[Dataset records]
::::::::
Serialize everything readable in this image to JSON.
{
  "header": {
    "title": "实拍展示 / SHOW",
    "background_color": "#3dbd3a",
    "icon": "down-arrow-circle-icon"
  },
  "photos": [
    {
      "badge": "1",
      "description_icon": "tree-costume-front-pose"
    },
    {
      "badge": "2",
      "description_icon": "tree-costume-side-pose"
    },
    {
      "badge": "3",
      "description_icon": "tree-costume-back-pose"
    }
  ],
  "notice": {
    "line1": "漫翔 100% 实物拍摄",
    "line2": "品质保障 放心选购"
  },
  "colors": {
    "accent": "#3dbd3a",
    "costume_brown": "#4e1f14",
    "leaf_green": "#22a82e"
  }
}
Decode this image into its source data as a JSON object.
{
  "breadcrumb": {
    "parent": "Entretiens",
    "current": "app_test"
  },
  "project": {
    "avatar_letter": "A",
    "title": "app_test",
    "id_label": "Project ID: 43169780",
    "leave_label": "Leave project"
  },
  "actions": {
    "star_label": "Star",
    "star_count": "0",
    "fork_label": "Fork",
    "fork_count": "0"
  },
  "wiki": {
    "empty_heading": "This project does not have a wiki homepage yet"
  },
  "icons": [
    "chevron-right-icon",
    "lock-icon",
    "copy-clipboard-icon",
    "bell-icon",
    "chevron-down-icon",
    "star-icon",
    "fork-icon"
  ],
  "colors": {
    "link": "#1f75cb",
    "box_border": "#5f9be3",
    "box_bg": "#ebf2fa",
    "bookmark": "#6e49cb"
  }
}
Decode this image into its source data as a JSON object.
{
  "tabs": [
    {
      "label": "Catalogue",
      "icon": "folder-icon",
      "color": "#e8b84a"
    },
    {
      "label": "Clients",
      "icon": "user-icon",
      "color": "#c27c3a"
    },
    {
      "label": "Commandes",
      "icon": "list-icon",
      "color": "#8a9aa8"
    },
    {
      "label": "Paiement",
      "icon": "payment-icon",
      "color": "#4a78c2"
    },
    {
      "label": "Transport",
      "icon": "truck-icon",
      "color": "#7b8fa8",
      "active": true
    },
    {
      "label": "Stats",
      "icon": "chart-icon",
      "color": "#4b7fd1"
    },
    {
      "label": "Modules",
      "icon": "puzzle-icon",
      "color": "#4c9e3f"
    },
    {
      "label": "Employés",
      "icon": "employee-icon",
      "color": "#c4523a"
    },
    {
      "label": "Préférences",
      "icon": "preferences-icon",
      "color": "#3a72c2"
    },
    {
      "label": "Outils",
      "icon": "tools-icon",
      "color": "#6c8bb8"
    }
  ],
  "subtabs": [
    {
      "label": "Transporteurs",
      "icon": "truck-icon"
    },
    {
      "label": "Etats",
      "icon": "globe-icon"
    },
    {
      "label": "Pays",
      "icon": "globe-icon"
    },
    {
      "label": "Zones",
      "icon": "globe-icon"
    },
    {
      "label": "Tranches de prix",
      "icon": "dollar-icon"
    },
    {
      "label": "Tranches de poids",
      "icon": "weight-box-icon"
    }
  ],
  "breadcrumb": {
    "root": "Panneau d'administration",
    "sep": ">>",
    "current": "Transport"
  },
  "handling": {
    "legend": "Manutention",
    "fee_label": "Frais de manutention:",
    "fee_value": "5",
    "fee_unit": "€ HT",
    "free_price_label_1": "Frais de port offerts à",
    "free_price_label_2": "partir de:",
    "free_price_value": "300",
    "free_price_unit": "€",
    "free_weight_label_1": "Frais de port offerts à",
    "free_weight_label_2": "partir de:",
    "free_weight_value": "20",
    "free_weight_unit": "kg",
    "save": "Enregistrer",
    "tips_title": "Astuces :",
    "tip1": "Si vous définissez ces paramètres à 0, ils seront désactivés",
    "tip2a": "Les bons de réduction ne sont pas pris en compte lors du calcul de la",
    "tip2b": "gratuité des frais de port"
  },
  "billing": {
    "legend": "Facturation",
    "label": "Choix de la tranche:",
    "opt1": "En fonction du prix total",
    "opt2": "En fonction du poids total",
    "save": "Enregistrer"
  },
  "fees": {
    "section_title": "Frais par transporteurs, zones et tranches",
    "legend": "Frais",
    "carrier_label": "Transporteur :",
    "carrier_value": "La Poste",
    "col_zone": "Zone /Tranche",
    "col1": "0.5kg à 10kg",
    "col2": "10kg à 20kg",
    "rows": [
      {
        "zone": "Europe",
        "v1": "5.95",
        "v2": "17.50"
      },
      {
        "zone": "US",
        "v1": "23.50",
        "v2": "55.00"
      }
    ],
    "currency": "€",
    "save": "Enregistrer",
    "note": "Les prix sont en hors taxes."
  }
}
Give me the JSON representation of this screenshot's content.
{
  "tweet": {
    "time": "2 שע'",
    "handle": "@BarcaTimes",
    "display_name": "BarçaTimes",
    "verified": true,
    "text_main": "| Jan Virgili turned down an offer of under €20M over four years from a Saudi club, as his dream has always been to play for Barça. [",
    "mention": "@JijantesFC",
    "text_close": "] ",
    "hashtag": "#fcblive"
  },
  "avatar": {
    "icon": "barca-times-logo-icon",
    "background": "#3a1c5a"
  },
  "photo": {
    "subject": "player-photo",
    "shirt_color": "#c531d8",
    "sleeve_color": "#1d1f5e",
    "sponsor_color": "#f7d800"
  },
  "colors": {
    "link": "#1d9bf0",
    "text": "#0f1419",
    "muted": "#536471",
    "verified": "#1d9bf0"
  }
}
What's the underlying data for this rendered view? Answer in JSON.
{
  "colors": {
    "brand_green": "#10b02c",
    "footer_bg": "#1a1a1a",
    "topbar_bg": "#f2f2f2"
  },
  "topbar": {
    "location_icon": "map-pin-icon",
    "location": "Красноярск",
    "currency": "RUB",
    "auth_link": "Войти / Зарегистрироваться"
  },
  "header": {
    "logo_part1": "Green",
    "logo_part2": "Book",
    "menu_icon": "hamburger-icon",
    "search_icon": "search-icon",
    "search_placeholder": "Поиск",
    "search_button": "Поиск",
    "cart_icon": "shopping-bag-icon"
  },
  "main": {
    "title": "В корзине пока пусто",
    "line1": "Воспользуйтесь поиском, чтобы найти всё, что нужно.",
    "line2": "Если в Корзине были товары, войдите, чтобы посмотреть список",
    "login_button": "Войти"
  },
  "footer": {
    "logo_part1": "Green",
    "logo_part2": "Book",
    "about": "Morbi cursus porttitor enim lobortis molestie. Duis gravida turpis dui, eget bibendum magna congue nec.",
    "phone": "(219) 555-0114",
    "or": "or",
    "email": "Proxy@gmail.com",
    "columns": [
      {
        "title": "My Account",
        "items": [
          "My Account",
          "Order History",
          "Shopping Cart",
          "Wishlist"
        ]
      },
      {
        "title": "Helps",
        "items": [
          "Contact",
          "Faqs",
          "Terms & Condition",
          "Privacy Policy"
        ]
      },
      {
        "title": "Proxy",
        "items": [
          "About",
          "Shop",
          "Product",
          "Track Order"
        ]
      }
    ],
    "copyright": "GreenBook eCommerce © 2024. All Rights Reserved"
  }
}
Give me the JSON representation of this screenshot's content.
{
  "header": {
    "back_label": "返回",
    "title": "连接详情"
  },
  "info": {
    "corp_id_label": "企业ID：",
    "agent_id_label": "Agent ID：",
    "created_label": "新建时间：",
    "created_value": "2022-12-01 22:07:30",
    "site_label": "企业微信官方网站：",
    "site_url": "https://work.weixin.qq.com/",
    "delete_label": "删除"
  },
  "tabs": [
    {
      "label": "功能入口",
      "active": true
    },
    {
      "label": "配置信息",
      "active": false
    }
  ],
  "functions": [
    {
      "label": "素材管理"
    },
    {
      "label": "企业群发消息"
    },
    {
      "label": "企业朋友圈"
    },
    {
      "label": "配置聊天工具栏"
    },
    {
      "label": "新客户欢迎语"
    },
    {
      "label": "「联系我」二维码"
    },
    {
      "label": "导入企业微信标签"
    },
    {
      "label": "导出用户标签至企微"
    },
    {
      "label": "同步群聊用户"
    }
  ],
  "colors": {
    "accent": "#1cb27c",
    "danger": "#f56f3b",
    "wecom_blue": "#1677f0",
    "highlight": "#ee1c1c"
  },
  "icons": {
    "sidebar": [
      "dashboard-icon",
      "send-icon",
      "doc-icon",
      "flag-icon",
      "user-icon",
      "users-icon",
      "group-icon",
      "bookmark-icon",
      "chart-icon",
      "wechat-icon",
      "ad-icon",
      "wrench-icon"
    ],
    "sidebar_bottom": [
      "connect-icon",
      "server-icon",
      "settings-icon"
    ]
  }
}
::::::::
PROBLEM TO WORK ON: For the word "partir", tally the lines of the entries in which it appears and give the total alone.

RESULT: 2